But several Republican moderates are also balking at the bill. Members of the Tuesday Group and Freedom Caucus agreed to meet Thursday night to try to bridge their differences.
The ongoing effort to whip the vote, Rep. Joe Barton (R-Tex.) said, has involved “back-patting and butt-kicking.”
“Democracy’s messy,” he added.
This high-wire balancing act, in which Republicans are catering to conservatives in the House with the knowledge that they still must woo moderates to get legislation to Trump’s desk, could not only reshape the nation’s health-care system but could also have uncertain electoral repercussions for the new majority.
But with failure not a viable option, Ryan and Trump have been working furiously to win over the large voting bloc of conservatives who control the House bill’s fate.
Passage of the bill would represent a major political victory for both the White House and House leaders, although the ultimate fate of the legislation hinges on the Senate. There are at least a dozen skeptics of the bill among Senate Republicans, who maintain a slim 52-to-48 advantage, and many of them want to maintain some of the current law’s more generous spending components.
If Republicans fail this initial test of their ability to govern, Trump and Capitol Hill Republicans may face a harder time advancing high-priority initiatives on infrastructure, tax reform and immigration. They might also find themselves navigating strained relationships among themselves.
GOP leaders can afford only 22 defections, given that one Democrat was expected to be absent Thursday. A Freedom Caucus spokeswoman said that “more than 25” members of the group oppose the bill.
Democrats relished the GOP’s predicament. Members of the Congressional Progressive Caucus, who had scheduled a 4 p.m. rally against the bill, turned it into a short-term declaration of victory.
“Remember, they wanted to have their repeal and replace ready when Trump was inaugurated,” said Rep. Jan Schakowsky (D-Ill.). “Now, here we are — they don’t have it, again. They’re looking for a sweet spot, and they won’t find one.”
Former president Barack Obama, for his part, issued a statement noting that more than 20 million Americans have gained coverage since he signed the law in 2010, while the rise in health-care costs has slowed. The statement came on the seventh anniversary of the passage of the Affordable Care Act — a day that Republicans had hoped to mark by dismantling it.
“So the reality is clear: America is stronger because of the Affordable Care Act,” Obama said, adding that Republicans are welcome to work with Democrats to improve the law. “But we should start from the baseline that any changes will make our health-care system better, not worse, for hard-working Americans. That should always be our priority.”
Republicans’ current strategy is based on a new interpretation of Senate rules that raised the possibility that acceding to the Freedom Caucus’s request might not threaten Senate consideration of the whole bill. But aides said the provision could still be stripped out once the bill reaches the Senate.
Republicans can afford to lose the votes of only two senators, assuming Pence would step in to cast a vote for the health-care rewrite in the case of a tie.

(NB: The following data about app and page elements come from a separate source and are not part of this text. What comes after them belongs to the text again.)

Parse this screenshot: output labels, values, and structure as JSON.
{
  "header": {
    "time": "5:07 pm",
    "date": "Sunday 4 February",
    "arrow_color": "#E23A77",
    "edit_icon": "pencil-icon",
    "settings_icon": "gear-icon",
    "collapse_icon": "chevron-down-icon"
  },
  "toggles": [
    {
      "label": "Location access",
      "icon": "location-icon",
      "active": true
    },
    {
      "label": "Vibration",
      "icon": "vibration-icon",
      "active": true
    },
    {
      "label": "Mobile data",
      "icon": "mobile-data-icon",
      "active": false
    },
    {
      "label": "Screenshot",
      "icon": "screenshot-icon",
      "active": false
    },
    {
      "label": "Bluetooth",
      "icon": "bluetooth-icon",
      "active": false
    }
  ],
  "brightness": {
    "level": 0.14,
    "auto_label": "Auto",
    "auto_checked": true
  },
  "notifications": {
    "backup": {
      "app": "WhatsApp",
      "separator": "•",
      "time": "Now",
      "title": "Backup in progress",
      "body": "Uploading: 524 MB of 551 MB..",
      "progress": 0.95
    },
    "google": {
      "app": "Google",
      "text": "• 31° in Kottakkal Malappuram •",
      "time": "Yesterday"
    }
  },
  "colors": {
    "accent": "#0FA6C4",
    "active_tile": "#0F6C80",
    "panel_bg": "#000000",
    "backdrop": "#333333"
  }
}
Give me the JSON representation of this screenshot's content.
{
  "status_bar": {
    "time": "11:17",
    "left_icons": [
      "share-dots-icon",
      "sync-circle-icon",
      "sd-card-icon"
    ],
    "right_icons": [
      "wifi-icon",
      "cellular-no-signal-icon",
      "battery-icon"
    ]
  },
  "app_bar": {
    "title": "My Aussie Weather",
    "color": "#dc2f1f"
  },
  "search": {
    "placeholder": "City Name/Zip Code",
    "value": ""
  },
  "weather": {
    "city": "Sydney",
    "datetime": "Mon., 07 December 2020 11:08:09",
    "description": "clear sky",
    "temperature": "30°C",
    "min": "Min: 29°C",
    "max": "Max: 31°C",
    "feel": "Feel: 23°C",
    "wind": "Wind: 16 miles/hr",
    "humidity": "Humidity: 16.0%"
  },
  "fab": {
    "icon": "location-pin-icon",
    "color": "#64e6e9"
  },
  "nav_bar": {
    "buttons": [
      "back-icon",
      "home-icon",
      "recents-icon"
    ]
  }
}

In another example of last-minute tweaks, Illinois’ GOP delegation announced late Wednesday night that Centers for Medicare and Medicaid Services Director Seema Verma had assured them that “Illinois will have the opportunity to accurately report its 2016 Medicaid payment information to CMS.” The state “has long been disadvantaged by below- average Medicaid reimbursements,” the lawmakers said, and this adjustment will ensure that the state would receive more federal funds when the government shifts to allocating Medicaid dollars on a per capita basis under the bill.
David Weigel, Kelsey Snell, John Wagner, Paul Kane and Ed O’Keefe contributed to this report.